→ **WHAT NEEDS TO BE DONE**
All of the lines below should be copied word for word.

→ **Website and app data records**
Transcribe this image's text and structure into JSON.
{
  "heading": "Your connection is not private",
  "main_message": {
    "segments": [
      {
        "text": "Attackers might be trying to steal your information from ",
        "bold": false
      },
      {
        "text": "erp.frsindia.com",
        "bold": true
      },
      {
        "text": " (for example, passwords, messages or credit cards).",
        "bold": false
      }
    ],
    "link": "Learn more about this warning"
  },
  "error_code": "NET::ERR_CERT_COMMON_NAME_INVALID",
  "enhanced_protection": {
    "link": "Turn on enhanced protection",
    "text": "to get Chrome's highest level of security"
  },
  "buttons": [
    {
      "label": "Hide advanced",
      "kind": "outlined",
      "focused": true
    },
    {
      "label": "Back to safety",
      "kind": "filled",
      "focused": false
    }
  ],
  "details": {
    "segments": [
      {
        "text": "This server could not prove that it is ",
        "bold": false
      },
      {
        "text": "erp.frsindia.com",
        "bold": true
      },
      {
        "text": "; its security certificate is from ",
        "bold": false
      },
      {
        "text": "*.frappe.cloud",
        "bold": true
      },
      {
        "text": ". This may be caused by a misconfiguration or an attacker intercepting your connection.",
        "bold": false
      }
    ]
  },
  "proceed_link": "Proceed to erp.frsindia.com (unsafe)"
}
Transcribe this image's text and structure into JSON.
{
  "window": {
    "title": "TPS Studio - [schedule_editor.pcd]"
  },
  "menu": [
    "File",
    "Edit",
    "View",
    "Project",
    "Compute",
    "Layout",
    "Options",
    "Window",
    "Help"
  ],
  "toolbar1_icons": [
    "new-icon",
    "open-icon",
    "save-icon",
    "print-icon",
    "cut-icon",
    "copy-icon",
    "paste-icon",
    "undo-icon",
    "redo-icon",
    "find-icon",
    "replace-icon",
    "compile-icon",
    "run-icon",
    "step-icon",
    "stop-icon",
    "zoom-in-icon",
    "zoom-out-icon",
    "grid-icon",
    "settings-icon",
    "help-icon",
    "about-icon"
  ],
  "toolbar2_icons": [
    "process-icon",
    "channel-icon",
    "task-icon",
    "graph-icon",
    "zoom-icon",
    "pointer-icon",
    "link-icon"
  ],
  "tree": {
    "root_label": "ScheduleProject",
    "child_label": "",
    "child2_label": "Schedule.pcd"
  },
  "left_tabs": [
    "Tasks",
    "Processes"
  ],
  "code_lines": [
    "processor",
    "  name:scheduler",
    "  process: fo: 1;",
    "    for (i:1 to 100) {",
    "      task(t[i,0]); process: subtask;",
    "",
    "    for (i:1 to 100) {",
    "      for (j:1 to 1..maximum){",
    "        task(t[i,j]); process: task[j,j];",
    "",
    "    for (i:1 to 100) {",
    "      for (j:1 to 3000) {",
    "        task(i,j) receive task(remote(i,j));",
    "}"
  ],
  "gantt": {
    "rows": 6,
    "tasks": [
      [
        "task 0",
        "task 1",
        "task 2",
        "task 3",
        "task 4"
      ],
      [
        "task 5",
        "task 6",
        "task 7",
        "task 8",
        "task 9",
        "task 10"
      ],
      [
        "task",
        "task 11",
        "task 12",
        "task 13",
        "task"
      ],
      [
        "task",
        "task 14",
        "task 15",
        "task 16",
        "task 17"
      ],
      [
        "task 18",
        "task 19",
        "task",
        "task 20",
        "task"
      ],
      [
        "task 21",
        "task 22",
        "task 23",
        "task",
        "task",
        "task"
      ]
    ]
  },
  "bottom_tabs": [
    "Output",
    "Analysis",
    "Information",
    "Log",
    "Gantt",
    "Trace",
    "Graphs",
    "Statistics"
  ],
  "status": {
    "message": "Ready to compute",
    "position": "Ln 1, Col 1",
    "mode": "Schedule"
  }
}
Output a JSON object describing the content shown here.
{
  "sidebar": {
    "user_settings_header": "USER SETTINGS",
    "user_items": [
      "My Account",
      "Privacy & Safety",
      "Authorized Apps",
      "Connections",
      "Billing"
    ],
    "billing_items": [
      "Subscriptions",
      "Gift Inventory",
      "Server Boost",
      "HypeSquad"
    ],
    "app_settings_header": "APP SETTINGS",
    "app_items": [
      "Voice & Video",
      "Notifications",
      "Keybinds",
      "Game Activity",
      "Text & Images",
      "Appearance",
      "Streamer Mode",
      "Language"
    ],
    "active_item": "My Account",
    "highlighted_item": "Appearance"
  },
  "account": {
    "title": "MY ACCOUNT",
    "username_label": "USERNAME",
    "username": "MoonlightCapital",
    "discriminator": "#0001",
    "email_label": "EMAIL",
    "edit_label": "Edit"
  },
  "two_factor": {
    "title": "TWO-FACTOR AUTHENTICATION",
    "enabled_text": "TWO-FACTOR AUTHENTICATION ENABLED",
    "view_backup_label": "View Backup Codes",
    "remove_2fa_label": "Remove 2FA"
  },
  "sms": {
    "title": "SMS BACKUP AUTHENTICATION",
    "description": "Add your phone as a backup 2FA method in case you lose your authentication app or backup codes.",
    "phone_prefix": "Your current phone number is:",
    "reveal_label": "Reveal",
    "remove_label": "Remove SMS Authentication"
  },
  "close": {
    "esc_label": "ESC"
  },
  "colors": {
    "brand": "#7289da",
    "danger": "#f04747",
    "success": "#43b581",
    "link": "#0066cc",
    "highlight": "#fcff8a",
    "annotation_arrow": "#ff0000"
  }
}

→ **WORKED SOLUTION**
Transcribe this image's text and structure into JSON.
{
  "heading": "Your connection is not private",
  "main_message": {
    "segments": [
      {
        "text": "Attackers might be trying to steal your information from ",
        "bold": false
      },
      {
        "text": "erp.frsindia.com",
        "bold": true
      },
      {
        "text": " (for example, passwords, messages or credit cards).",
        "bold": false
      }
    ],
    "link": "Learn more about this warning"
  },
  "error_code": "NET::ERR_CERT_COMMON_NAME_INVALID",
  "enhanced_protection": {
    "link": "Turn on enhanced protection",
    "text": "to get Chrome's highest level of security"
  },
  "buttons": [
    {
      "label": "Hide advanced",
      "kind": "outlined",
      "focused": true
    },
    {
      "label": "Back to safety",
      "kind": "filled",
      "focused": false
    }
  ],
  "details": {
    "segments": [
      {
        "text": "This server could not prove that it is ",
        "bold": false
      },
      {
        "text": "erp.frsindia.com",
        "bold": true
      },
      {
        "text": "; its security certificate is from ",
        "bold": false
      },
      {
        "text": "*.frappe.cloud",
        "bold": true
      },
      {
        "text": ". This may be caused by a misconfiguration or an attacker intercepting your connection.",
        "bold": false
      }
    ]
  },
  "proceed_link": "Proceed to erp.frsindia.com (unsafe)"
}
Transcribe this image's text and structure into JSON.
{
  "window": {
    "title": "TPS Studio - [schedule_editor.pcd]"
  },
  "menu": [
    "File",
    "Edit",
    "View",
    "Project",
    "Compute",
    "Layout",
    "Options",
    "Window",
    "Help"
  ],
  "toolbar1_icons": [
    "new-icon",
    "open-icon",
    "save-icon",
    "print-icon",
    "cut-icon",
    "copy-icon",
    "paste-icon",
    "undo-icon",
    "redo-icon",
    "find-icon",
    "replace-icon",
    "compile-icon",
    "run-icon",
    "step-icon",
    "stop-icon",
    "zoom-in-icon",
    "zoom-out-icon",
    "grid-icon",
    "settings-icon",
    "help-icon",
    "about-icon"
  ],
  "toolbar2_icons": [
    "process-icon",
    "channel-icon",
    "task-icon",
    "graph-icon",
    "zoom-icon",
    "pointer-icon",
    "link-icon"
  ],
  "tree": {
    "root_label": "ScheduleProject",
    "child_label": "",
    "child2_label": "Schedule.pcd"
  },
  "left_tabs": [
    "Tasks",
    "Processes"
  ],
  "code_lines": [
    "processor",
    "  name:scheduler",
    "  process: fo: 1;",
    "    for (i:1 to 100) {",
    "      task(t[i,0]); process: subtask;",
    "",
    "    for (i:1 to 100) {",
    "      for (j:1 to 1..maximum){",
    "        task(t[i,j]); process: task[j,j];",
    "",
    "    for (i:1 to 100) {",
    "      for (j:1 to 3000) {",
    "        task(i,j) receive task(remote(i,j));",
    "}"
  ],
  "gantt": {
    "rows": 6,
    "tasks": [
      [
        "task 0",
        "task 1",
        "task 2",
        "task 3",
        "task 4"
      ],
      [
        "task 5",
        "task 6",
        "task 7",
        "task 8",
        "task 9",
        "task 10"
      ],
      [
        "task",
        "task 11",
        "task 12",
        "task 13",
        "task"
      ],
      [
        "task",
        "task 14",
        "task 15",
        "task 16",
        "task 17"
      ],
      [
        "task 18",
        "task 19",
        "task",
        "task 20",
        "task"
      ],
      [
        "task 21",
        "task 22",
        "task 23",
        "task",
        "task",
        "task"
      ]
    ]
  },
  "bottom_tabs": [
    "Output",
    "Analysis",
    "Information",
    "Log",
    "Gantt",
    "Trace",
    "Graphs",
    "Statistics"
  ],
  "status": {
    "message": "Ready to compute",
    "position": "Ln 1, Col 1",
    "mode": "Schedule"
  }
}
Output a JSON object describing the content shown here.
{
  "sidebar": {
    "user_settings_header": "USER SETTINGS",
    "user_items": [
      "My Account",
      "Privacy & Safety",
      "Authorized Apps",
      "Connections",
      "Billing"
    ],
    "billing_items": [
      "Subscriptions",
      "Gift Inventory",
      "Server Boost",
      "HypeSquad"
    ],
    "app_settings_header": "APP SETTINGS",
    "app_items": [
      "Voice & Video",
      "Notifications",
      "Keybinds",
      "Game Activity",
      "Text & Images",
      "Appearance",
      "Streamer Mode",
      "Language"
    ],
    "active_item": "My Account",
    "highlighted_item": "Appearance"
  },
  "account": {
    "title": "MY ACCOUNT",
    "username_label": "USERNAME",
    "username": "MoonlightCapital",
    "discriminator": "#0001",
    "email_label": "EMAIL",
    "edit_label": "Edit"
  },
  "two_factor": {
    "title": "TWO-FACTOR AUTHENTICATION",
    "enabled_text": "TWO-FACTOR AUTHENTICATION ENABLED",
    "view_backup_label": "View Backup Codes",
    "remove_2fa_label": "Remove 2FA"
  },
  "sms": {
    "title": "SMS BACKUP AUTHENTICATION",
    "description": "Add your phone as a backup 2FA method in case you lose your authentication app or backup codes.",
    "phone_prefix": "Your current phone number is:",
    "reveal_label": "Reveal",
    "remove_label": "Remove SMS Authentication"
  },
  "close": {
    "esc_label": "ESC"
  },
  "colors": {
    "brand": "#7289da",
    "danger": "#f04747",
    "success": "#43b581",
    "link": "#0066cc",
    "highlight": "#fcff8a",
    "annotation_arrow": "#ff0000"
  }
}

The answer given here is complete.